For additional information on native plants for birds, check out Audubon's excellent Plants for Birds website: Audubon.org/plantsforbirds.
For local sources of native plants, check with the Ixia Chapter of the Florida Native Plant Society. They often have native plants as well as cuttings available at their monthly meetings on the first Tuesday of each month. Check out their Events Calendar for all of their upcoming activities.
--Jody Willis, President
VIRTUAL PHOTO SHARING
Since we can't hold our annual "Best of Us: Photo Sharing and Potluck Dinner" get-together this month, we invite you to help us offer the next best thing: a virtual photo sharing experience! Have you photographed any cool birds this year? We'd love to incorporate them into a slide show of our members' best bird photos captured since May of 2019.
Here's how to participate:
Pick your ten best bird photos from the past year, and send them to us along with the ID of each bird species, the date and location where the photo was captured, and any additional information you want viewers to know about your photo. We'll compile them all into a video slide show that will showcase our members' photographic talents!
The deadline for submitting your photos for inclusion in our Virtual Photo Sharing project will be Saturday, May 23, 2020, and we'll have the video slide show ready for your viewing pleasure by May 31st. If you haven't already included your personal watermark on your photos, we'll add your name to each photo to make sure all photos are properly credited to the photographer.

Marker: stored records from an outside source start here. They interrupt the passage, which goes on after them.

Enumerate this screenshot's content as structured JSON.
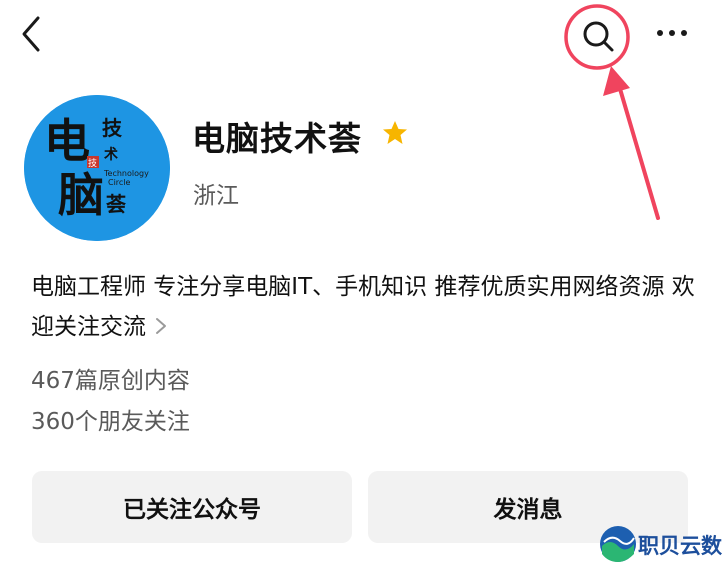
{
  "profile": {
    "name": "电脑技术荟",
    "region": "浙江",
    "avatar_text": {
      "big_char_1": "电",
      "big_char_2": "脑",
      "small_chars": [
        "技",
        "术",
        "荟"
      ],
      "seal_char": "技",
      "english_line_1": "Technology",
      "english_line_2": "Circle"
    },
    "intro": "电脑工程师 专注分享电脑IT、手机知识 推荐优质实用网络资源 欢迎关注交流",
    "articles_count": "467篇原创内容",
    "followers_count": "360个朋友关注",
    "verified_icon": "star-icon",
    "star_color": "#f7b500"
  },
  "actions": {
    "followed_label": "已关注公众号",
    "message_label": "发消息"
  },
  "topbar": {
    "back_icon": "chevron-left-icon",
    "search_icon": "search-icon",
    "more_icon": "more-dots-icon"
  },
  "annotation": {
    "color": "#f0445e",
    "target": "search-button"
  },
  "watermark": {
    "text": "职贝云数"
  }
}
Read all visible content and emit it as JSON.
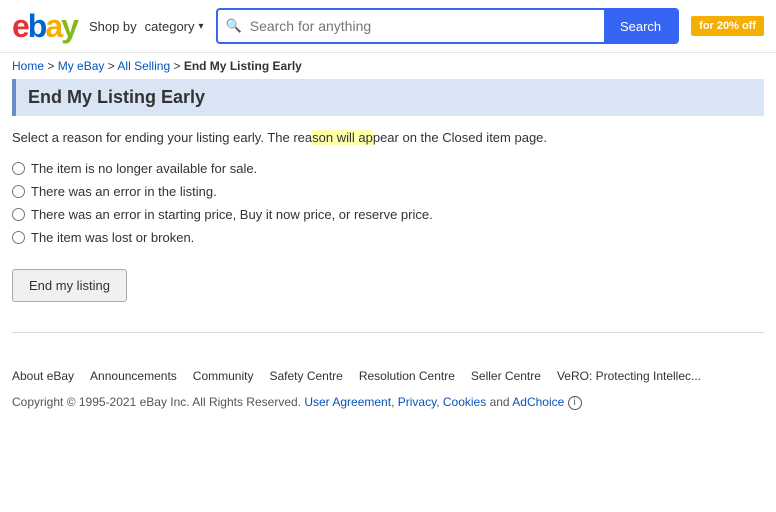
{
  "header": {
    "logo_letters": [
      "e",
      "b",
      "a",
      "y"
    ],
    "shop_by_label": "Shop by",
    "category_label": "category",
    "search_placeholder": "Search for anything",
    "search_btn_label": "Search",
    "promo_label": "for 20% off"
  },
  "breadcrumb": {
    "home": "Home",
    "my_ebay": "My eBay",
    "all_selling": "All Selling",
    "current": "End My Listing Early"
  },
  "page": {
    "title": "End My Listing Early",
    "description_start": "Select a reason for ending your listing early. The rea",
    "description_highlight": "son will ap",
    "description_end": "pear on the Closed item page.",
    "description_full": "Select a reason for ending your listing early. The reason will appear on the Closed item page.",
    "options": [
      {
        "id": "opt1",
        "label": "The item is no longer available for sale."
      },
      {
        "id": "opt2",
        "label": "There was an error in the listing."
      },
      {
        "id": "opt3",
        "label": "There was an error in starting price, Buy it now price, or reserve price."
      },
      {
        "id": "opt4",
        "label": "The item was lost or broken."
      }
    ],
    "end_button_label": "End my listing"
  },
  "footer": {
    "links": [
      "About eBay",
      "Announcements",
      "Community",
      "Safety Centre",
      "Resolution Centre",
      "Seller Centre",
      "VeRO: Protecting Intellec..."
    ],
    "copyright": "Copyright © 1995-2021 eBay Inc. All Rights Reserved.",
    "copyright_links": [
      {
        "label": "User Agreement"
      },
      {
        "label": "Privacy"
      },
      {
        "label": "Cookies"
      }
    ],
    "adchoice": "AdChoice"
  }
}
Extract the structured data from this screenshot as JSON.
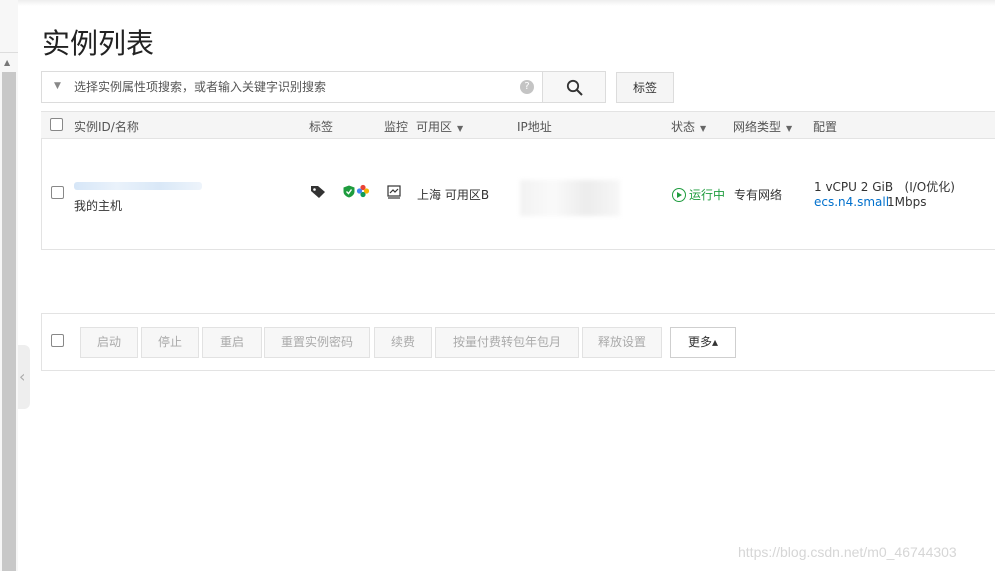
{
  "page": {
    "title": "实例列表"
  },
  "search": {
    "placeholder": "选择实例属性项搜索，或者输入关键字识别搜索",
    "help": "?"
  },
  "toolbar": {
    "tag_label": "标签"
  },
  "table": {
    "columns": {
      "id_name": "实例ID/名称",
      "tags": "标签",
      "monitor": "监控",
      "zone": "可用区",
      "ip": "IP地址",
      "status": "状态",
      "network": "网络类型",
      "config": "配置"
    },
    "rows": [
      {
        "name": "我的主机",
        "zone": "上海 可用区B",
        "status": "运行中",
        "network": "专有网络",
        "config_line1": "1 vCPU 2 GiB",
        "config_opt": "(I/O优化)",
        "instance_type": "ecs.n4.small",
        "bandwidth": "1Mbps"
      }
    ]
  },
  "actions": {
    "start": "启动",
    "stop": "停止",
    "restart": "重启",
    "reset_password": "重置实例密码",
    "renew": "续费",
    "convert_billing": "按量付费转包年包月",
    "release_settings": "释放设置",
    "more": "更多▴"
  },
  "watermark": "https://blog.csdn.net/m0_46744303",
  "colors": {
    "link": "#0070cc",
    "running": "#1e9c3e",
    "header_bg": "#f5f5f5"
  }
}
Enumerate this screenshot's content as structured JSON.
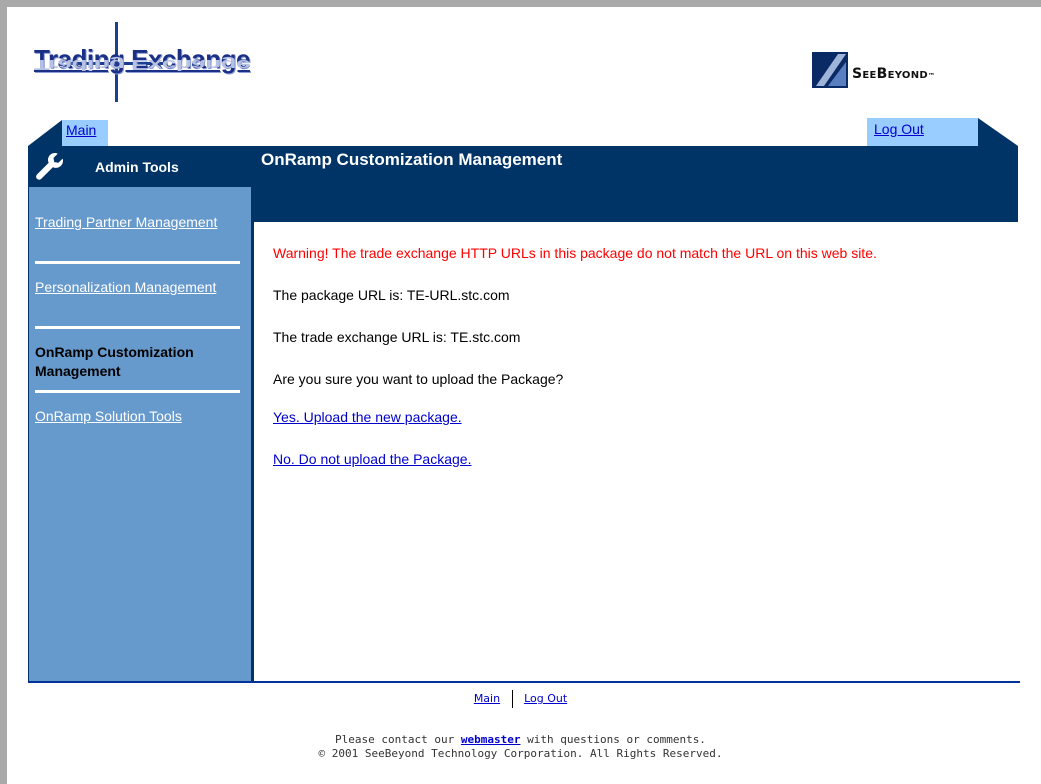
{
  "header": {
    "logo_text": "Trading Exchange",
    "brand_text": "SeeBeyond",
    "brand_tm": "™"
  },
  "tabs": {
    "main_label": "Main",
    "logout_label": "Log Out"
  },
  "sidebar": {
    "title": "Admin Tools",
    "items": [
      {
        "label": "Trading Partner Management",
        "active": false
      },
      {
        "label": "Personalization Management",
        "active": false
      },
      {
        "label": "OnRamp Customization Management",
        "active": true
      },
      {
        "label": "OnRamp Solution Tools",
        "active": false
      }
    ]
  },
  "main": {
    "title": "OnRamp Customization Management",
    "warning": "Warning! The trade exchange HTTP URLs in this package do not match the URL on this web site.",
    "package_url_text": "The package URL is: TE-URL.stc.com",
    "exchange_url_text": "The trade exchange URL is: TE.stc.com",
    "question": "Are you sure you want to upload the Package?",
    "yes_link": "Yes. Upload the new package.",
    "no_link": "No. Do not upload the Package."
  },
  "footer": {
    "main_link": "Main",
    "logout_link": "Log Out",
    "contact_prefix": "Please contact our",
    "webmaster_link": "webmaster",
    "contact_suffix": "with questions or comments.",
    "copyright": "© 2001 SeeBeyond Technology Corporation. All Rights Reserved."
  },
  "colors": {
    "navy": "#003366",
    "sidebar_blue": "#6699cc",
    "tab_blue": "#99ccff",
    "warning_red": "#ff0000",
    "link_blue": "#0000cc"
  },
  "icons": [
    "wrench-icon",
    "seebeyond-logo-icon"
  ]
}
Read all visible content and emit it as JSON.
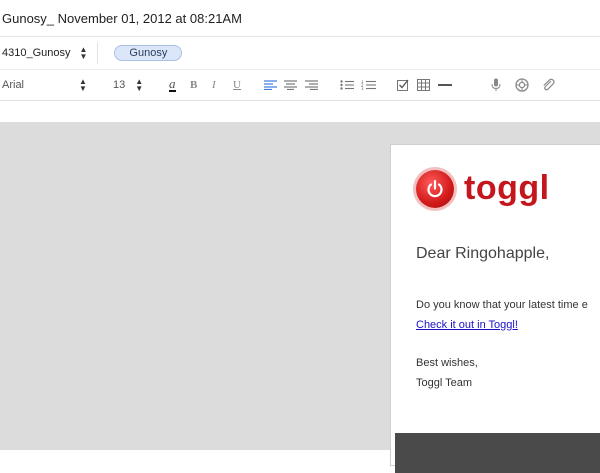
{
  "window": {
    "title": "Gunosy_ November 01, 2012 at 08:21AM"
  },
  "notebar": {
    "notebook": "4310_Gunosy",
    "tag": "Gunosy"
  },
  "format": {
    "font": "Arial",
    "size": "13",
    "icons": [
      "text-color-icon",
      "bold-icon",
      "italic-icon",
      "underline-icon",
      "align-left-icon",
      "align-center-icon",
      "align-right-icon",
      "bullet-list-icon",
      "numbered-list-icon",
      "checkbox-icon",
      "table-icon",
      "horizontal-rule-icon",
      "microphone-icon",
      "camera-icon",
      "attachment-icon"
    ],
    "glyphs": {
      "text_color": "a",
      "bold": "B",
      "italic": "I",
      "underline": "U"
    }
  },
  "email": {
    "brand": "toggl",
    "greeting": "Dear Ringohapple,",
    "body": "Do you know that your latest time e",
    "link": "Check it out in Toggl!",
    "sign1": "Best wishes,",
    "sign2": "Toggl Team"
  },
  "colors": {
    "brand_red": "#c4161c",
    "link": "#1a12c8",
    "tag_bg": "#dbe6f8"
  }
}
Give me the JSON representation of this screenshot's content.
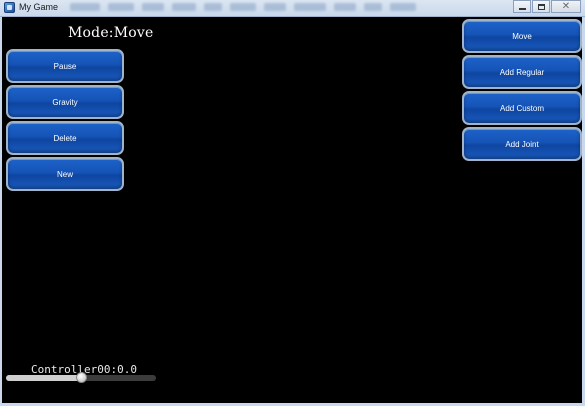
{
  "window": {
    "title": "My Game",
    "controls": {
      "minimize_icon": "minimize-icon",
      "maximize_icon": "maximize-icon",
      "close_glyph": "✕"
    }
  },
  "mode": {
    "text": "Mode:Move"
  },
  "left_buttons": [
    {
      "label": "Pause"
    },
    {
      "label": "Gravity"
    },
    {
      "label": "Delete"
    },
    {
      "label": "New"
    }
  ],
  "right_buttons": [
    {
      "label": "Move"
    },
    {
      "label": "Add Regular"
    },
    {
      "label": "Add Custom"
    },
    {
      "label": "Add Joint"
    }
  ],
  "controller": {
    "label": "Controller00:0.0",
    "slider_value": 0.5
  },
  "colors": {
    "button_blue": "#1553b6",
    "background": "#000000",
    "text": "#ffffff"
  }
}
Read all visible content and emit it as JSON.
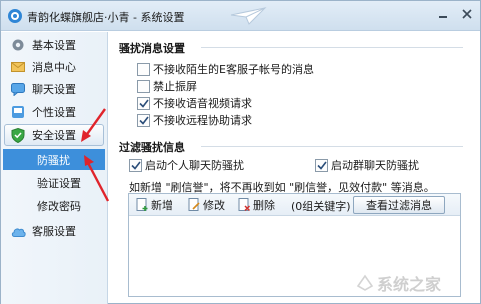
{
  "window": {
    "title": "青韵化蝶旗舰店·小青 - 系统设置"
  },
  "sidebar": {
    "items": [
      {
        "label": "基本设置",
        "icon": "gear-icon"
      },
      {
        "label": "消息中心",
        "icon": "envelope-icon"
      },
      {
        "label": "聊天设置",
        "icon": "chat-icon"
      },
      {
        "label": "个性设置",
        "icon": "palette-icon"
      },
      {
        "label": "安全设置",
        "icon": "shield-icon"
      },
      {
        "label": "客服设置",
        "icon": "cloud-icon"
      }
    ],
    "sub_items": [
      {
        "label": "防骚扰",
        "selected": true
      },
      {
        "label": "验证设置",
        "selected": false
      },
      {
        "label": "修改密码",
        "selected": false
      }
    ]
  },
  "harass": {
    "title": "骚扰消息设置",
    "options": [
      {
        "label": "不接收陌生的E客服子帐号的消息",
        "checked": false
      },
      {
        "label": "禁止振屏",
        "checked": false
      },
      {
        "label": "不接收语音视频请求",
        "checked": true
      },
      {
        "label": "不接收远程协助请求",
        "checked": true
      }
    ]
  },
  "filter": {
    "title": "过滤骚扰信息",
    "personal_label": "启动个人聊天防骚扰",
    "personal_checked": true,
    "group_label": "启动群聊天防骚扰",
    "group_checked": true,
    "note": "如新增 \"刷信誉\"，将不再收到如 \"刷信誉，见效付款\" 等消息。",
    "add_label": "新增",
    "edit_label": "修改",
    "delete_label": "删除",
    "count_label": "(0组关键字)",
    "view_label": "查看过滤消息"
  },
  "watermark": {
    "text": "系统之家"
  },
  "colors": {
    "selected": "#3d8fdb",
    "arrow": "#e0242b",
    "titlebar": "#d6e4f2"
  }
}
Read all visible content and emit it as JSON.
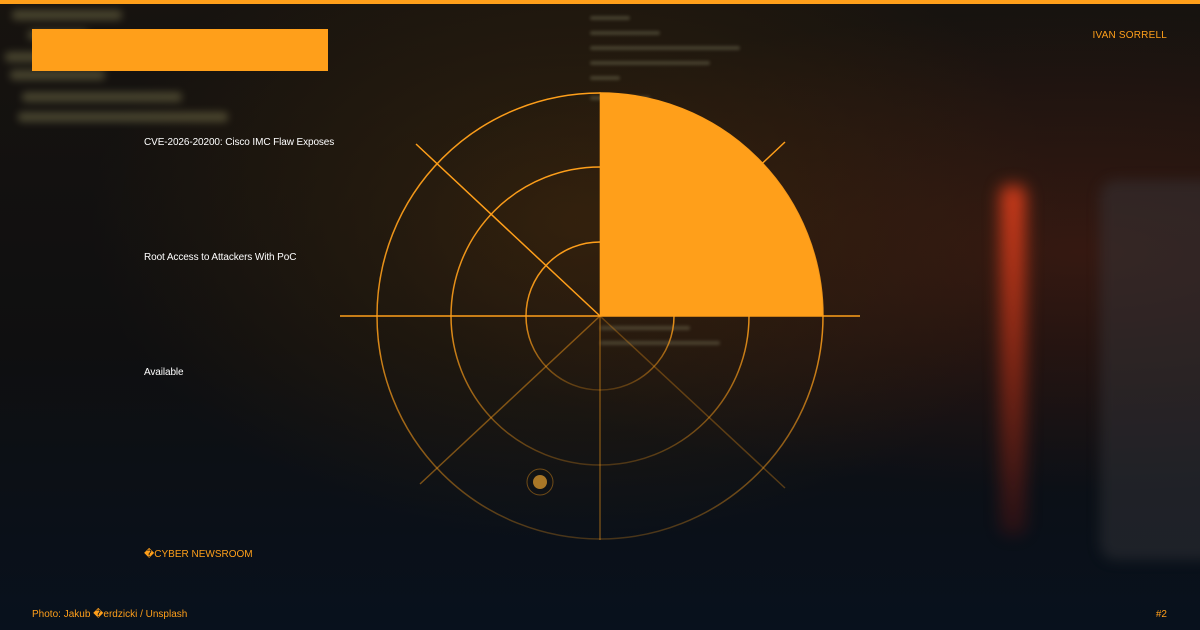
{
  "author": "IVAN SORRELL",
  "headline_lines": [
    "CVE-2026-20200: Cisco IMC Flaw Exposes",
    "Root Access to Attackers With PoC",
    "Available"
  ],
  "brand": "�CYBER NEWSROOM",
  "photo_credit": "Photo: Jakub �erdzicki / Unsplash",
  "page_number": "#2",
  "colors": {
    "accent": "#ff9f1a",
    "text": "#ffffff",
    "background": "#0f0f10"
  },
  "icons": {
    "radar": "radar-graphic"
  }
}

We can't wait to see (and share) your amazing photos! And please feel free to reach out to us with any questions about how to participate.
--Carol Bailey-White, Vice President
2020/2021 BOARD OF DIRECTORS
Duval Audubon Society is an all-volunteer organization operated by a Board of Directors who manage the day-do-day business of running a chapter of the National Audubon Society.
We are happy to announce Duval Audubon's 2020/2021 Board of Directors, with a special welcome to new board members Helen Kehrt and Christopher Conner. Thank you all for your willingness to serve!
We are currently in need of a board member to serve as the Field Trips and Programs Director. If you would like to join our board to help our chapter achieve its mission of connecting people with nature, please contact current president Jody Willis.
As the current worldwide health crisis continues to develop, we sincerely hope we will again be able to offer our regular schedule of exciting field trips and informative programs in the fall. But we are still here for you, our members and supporters, so please take care of yourself and your family, and feel free to contact us with any questions.
--Jody Willis, President
Duval Audubon Society, Inc.